**Required action**
Only a number is wanted here, namely how many lines of the data contain the string "icon".

**Dataset excerpts**

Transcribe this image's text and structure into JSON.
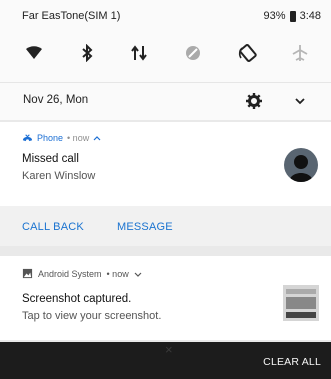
{
  "status_bar": {
    "carrier": "Far EasTone(SIM 1)",
    "battery": "93%",
    "time": "3:48"
  },
  "quick_settings": {
    "tiles": [
      {
        "icon": "wifi-icon",
        "state": "on"
      },
      {
        "icon": "bluetooth-icon",
        "state": "on"
      },
      {
        "icon": "mobile-data-icon",
        "state": "on"
      },
      {
        "icon": "do-not-disturb-icon",
        "state": "off"
      },
      {
        "icon": "auto-rotate-icon",
        "state": "on"
      },
      {
        "icon": "airplane-mode-icon",
        "state": "off"
      }
    ],
    "date": "Nov 26, Mon"
  },
  "notifications": {
    "missed_call": {
      "app": "Phone",
      "meta": "• now",
      "title": "Missed call",
      "text": "Karen Winslow",
      "actions": [
        "CALL BACK",
        "MESSAGE"
      ]
    },
    "screenshot": {
      "app": "Android System",
      "meta": "• now",
      "title": "Screenshot captured.",
      "text": "Tap to view your screenshot."
    }
  },
  "footer": {
    "clear_all": "CLEAR ALL"
  },
  "colors": {
    "accent": "#1a73d0",
    "shade_bg": "#fafafa",
    "footer_bg": "#1c1c1c"
  }
}
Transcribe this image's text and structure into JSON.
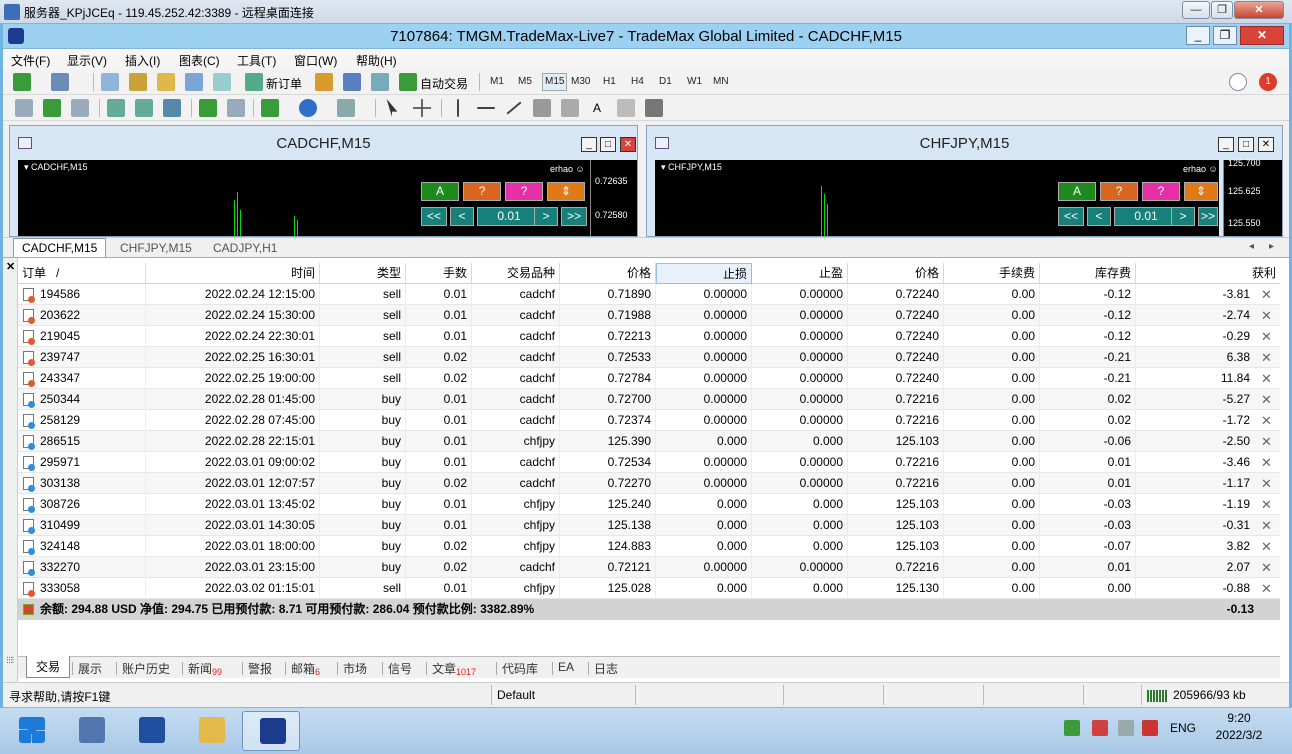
{
  "rdp": {
    "title": "服务器_KPjJCEq - 119.45.252.42:3389 - 远程桌面连接"
  },
  "app": {
    "title": "7107864: TMGM.TradeMax-Live7 - TradeMax Global Limited - CADCHF,M15"
  },
  "menu": [
    "文件(F)",
    "显示(V)",
    "插入(I)",
    "图表(C)",
    "工具(T)",
    "窗口(W)",
    "帮助(H)"
  ],
  "toolbar": {
    "new_order": "新订单",
    "auto_trade": "自动交易",
    "timeframes": [
      "M1",
      "M5",
      "M15",
      "M30",
      "H1",
      "H4",
      "D1",
      "W1",
      "MN"
    ],
    "active_timeframe": "M15",
    "alert_count": "1"
  },
  "charts": [
    {
      "title": "CADCHF,M15",
      "symbol": "CADCHF,M15",
      "user": "erhao",
      "prices": [
        "0.72635",
        "0.72580"
      ],
      "lot": "0.01"
    },
    {
      "title": "CHFJPY,M15",
      "symbol": "CHFJPY,M15",
      "user": "erhao",
      "prices": [
        "125.700",
        "125.625",
        "125.550"
      ],
      "lot": "0.01"
    }
  ],
  "panel_buttons": {
    "a": "A",
    "q": "?",
    "nav_ll": "<<",
    "nav_l": "<",
    "nav_r": ">",
    "nav_rr": ">>"
  },
  "chart_tabs": [
    "CADCHF,M15",
    "CHFJPY,M15",
    "CADJPY,H1"
  ],
  "columns": [
    "订单",
    "时间",
    "类型",
    "手数",
    "交易品种",
    "价格",
    "止损",
    "止盈",
    "价格",
    "手续费",
    "库存费",
    "获利"
  ],
  "orders": [
    {
      "id": "194586",
      "time": "2022.02.24 12:15:00",
      "type": "sell",
      "lots": "0.01",
      "symbol": "cadchf",
      "price": "0.71890",
      "sl": "0.00000",
      "tp": "0.00000",
      "cur": "0.72240",
      "commission": "0.00",
      "swap": "-0.12",
      "profit": "-3.81"
    },
    {
      "id": "203622",
      "time": "2022.02.24 15:30:00",
      "type": "sell",
      "lots": "0.01",
      "symbol": "cadchf",
      "price": "0.71988",
      "sl": "0.00000",
      "tp": "0.00000",
      "cur": "0.72240",
      "commission": "0.00",
      "swap": "-0.12",
      "profit": "-2.74"
    },
    {
      "id": "219045",
      "time": "2022.02.24 22:30:01",
      "type": "sell",
      "lots": "0.01",
      "symbol": "cadchf",
      "price": "0.72213",
      "sl": "0.00000",
      "tp": "0.00000",
      "cur": "0.72240",
      "commission": "0.00",
      "swap": "-0.12",
      "profit": "-0.29"
    },
    {
      "id": "239747",
      "time": "2022.02.25 16:30:01",
      "type": "sell",
      "lots": "0.02",
      "symbol": "cadchf",
      "price": "0.72533",
      "sl": "0.00000",
      "tp": "0.00000",
      "cur": "0.72240",
      "commission": "0.00",
      "swap": "-0.21",
      "profit": "6.38"
    },
    {
      "id": "243347",
      "time": "2022.02.25 19:00:00",
      "type": "sell",
      "lots": "0.02",
      "symbol": "cadchf",
      "price": "0.72784",
      "sl": "0.00000",
      "tp": "0.00000",
      "cur": "0.72240",
      "commission": "0.00",
      "swap": "-0.21",
      "profit": "11.84"
    },
    {
      "id": "250344",
      "time": "2022.02.28 01:45:00",
      "type": "buy",
      "lots": "0.01",
      "symbol": "cadchf",
      "price": "0.72700",
      "sl": "0.00000",
      "tp": "0.00000",
      "cur": "0.72216",
      "commission": "0.00",
      "swap": "0.02",
      "profit": "-5.27"
    },
    {
      "id": "258129",
      "time": "2022.02.28 07:45:00",
      "type": "buy",
      "lots": "0.01",
      "symbol": "cadchf",
      "price": "0.72374",
      "sl": "0.00000",
      "tp": "0.00000",
      "cur": "0.72216",
      "commission": "0.00",
      "swap": "0.02",
      "profit": "-1.72"
    },
    {
      "id": "286515",
      "time": "2022.02.28 22:15:01",
      "type": "buy",
      "lots": "0.01",
      "symbol": "chfjpy",
      "price": "125.390",
      "sl": "0.000",
      "tp": "0.000",
      "cur": "125.103",
      "commission": "0.00",
      "swap": "-0.06",
      "profit": "-2.50"
    },
    {
      "id": "295971",
      "time": "2022.03.01 09:00:02",
      "type": "buy",
      "lots": "0.01",
      "symbol": "cadchf",
      "price": "0.72534",
      "sl": "0.00000",
      "tp": "0.00000",
      "cur": "0.72216",
      "commission": "0.00",
      "swap": "0.01",
      "profit": "-3.46"
    },
    {
      "id": "303138",
      "time": "2022.03.01 12:07:57",
      "type": "buy",
      "lots": "0.02",
      "symbol": "cadchf",
      "price": "0.72270",
      "sl": "0.00000",
      "tp": "0.00000",
      "cur": "0.72216",
      "commission": "0.00",
      "swap": "0.01",
      "profit": "-1.17"
    },
    {
      "id": "308726",
      "time": "2022.03.01 13:45:02",
      "type": "buy",
      "lots": "0.01",
      "symbol": "chfjpy",
      "price": "125.240",
      "sl": "0.000",
      "tp": "0.000",
      "cur": "125.103",
      "commission": "0.00",
      "swap": "-0.03",
      "profit": "-1.19"
    },
    {
      "id": "310499",
      "time": "2022.03.01 14:30:05",
      "type": "buy",
      "lots": "0.01",
      "symbol": "chfjpy",
      "price": "125.138",
      "sl": "0.000",
      "tp": "0.000",
      "cur": "125.103",
      "commission": "0.00",
      "swap": "-0.03",
      "profit": "-0.31"
    },
    {
      "id": "324148",
      "time": "2022.03.01 18:00:00",
      "type": "buy",
      "lots": "0.02",
      "symbol": "chfjpy",
      "price": "124.883",
      "sl": "0.000",
      "tp": "0.000",
      "cur": "125.103",
      "commission": "0.00",
      "swap": "-0.07",
      "profit": "3.82"
    },
    {
      "id": "332270",
      "time": "2022.03.01 23:15:00",
      "type": "buy",
      "lots": "0.02",
      "symbol": "cadchf",
      "price": "0.72121",
      "sl": "0.00000",
      "tp": "0.00000",
      "cur": "0.72216",
      "commission": "0.00",
      "swap": "0.01",
      "profit": "2.07"
    },
    {
      "id": "333058",
      "time": "2022.03.02 01:15:01",
      "type": "sell",
      "lots": "0.01",
      "symbol": "chfjpy",
      "price": "125.028",
      "sl": "0.000",
      "tp": "0.000",
      "cur": "125.130",
      "commission": "0.00",
      "swap": "0.00",
      "profit": "-0.88"
    }
  ],
  "summary": {
    "text": "余额: 294.88 USD  净值: 294.75  已用预付款: 8.71  可用预付款: 286.04  预付款比例: 3382.89%",
    "total": "-0.13"
  },
  "bottom_tabs": [
    {
      "label": "交易",
      "badge": ""
    },
    {
      "label": "展示",
      "badge": ""
    },
    {
      "label": "账户历史",
      "badge": ""
    },
    {
      "label": "新闻",
      "badge": "99"
    },
    {
      "label": "警报",
      "badge": ""
    },
    {
      "label": "邮箱",
      "badge": "6"
    },
    {
      "label": "市场",
      "badge": ""
    },
    {
      "label": "信号",
      "badge": ""
    },
    {
      "label": "文章",
      "badge": "1017"
    },
    {
      "label": "代码库",
      "badge": ""
    },
    {
      "label": "EA",
      "badge": ""
    },
    {
      "label": "日志",
      "badge": ""
    }
  ],
  "status": {
    "help": "寻求帮助,请按F1键",
    "profile": "Default",
    "traffic": "205966/93 kb"
  },
  "taskbar": {
    "lang": "ENG",
    "time": "9:20",
    "date": "2022/3/2"
  },
  "colors": {
    "accent": "#9dd1f2",
    "sell_dot": "#e25a2c",
    "buy_dot": "#2a8fe0",
    "candle": "#00e000"
  }
}
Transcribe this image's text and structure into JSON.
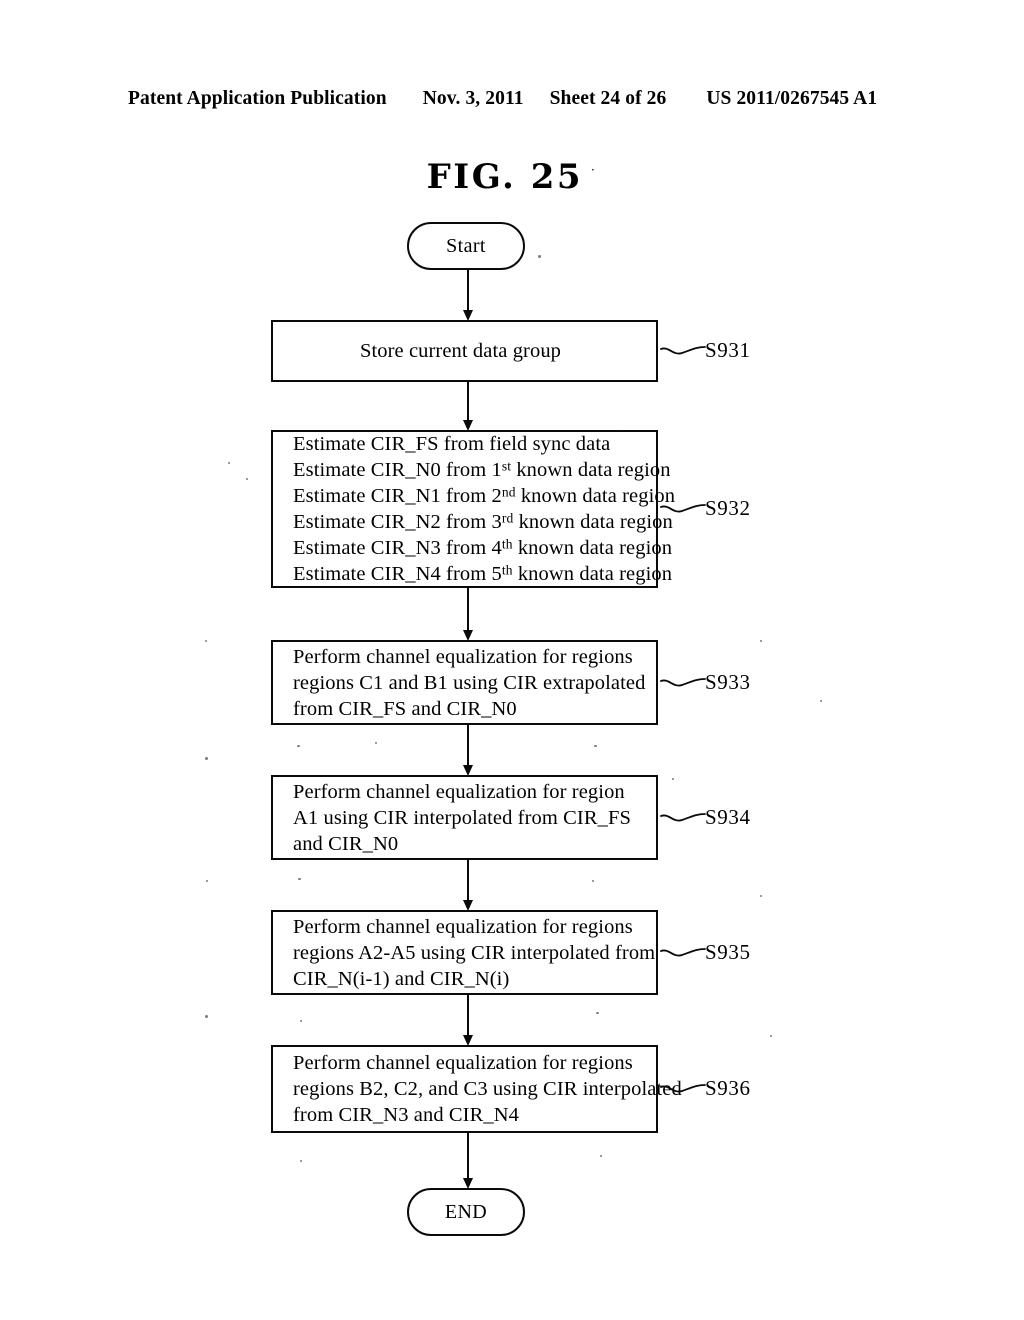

**Final answer**
6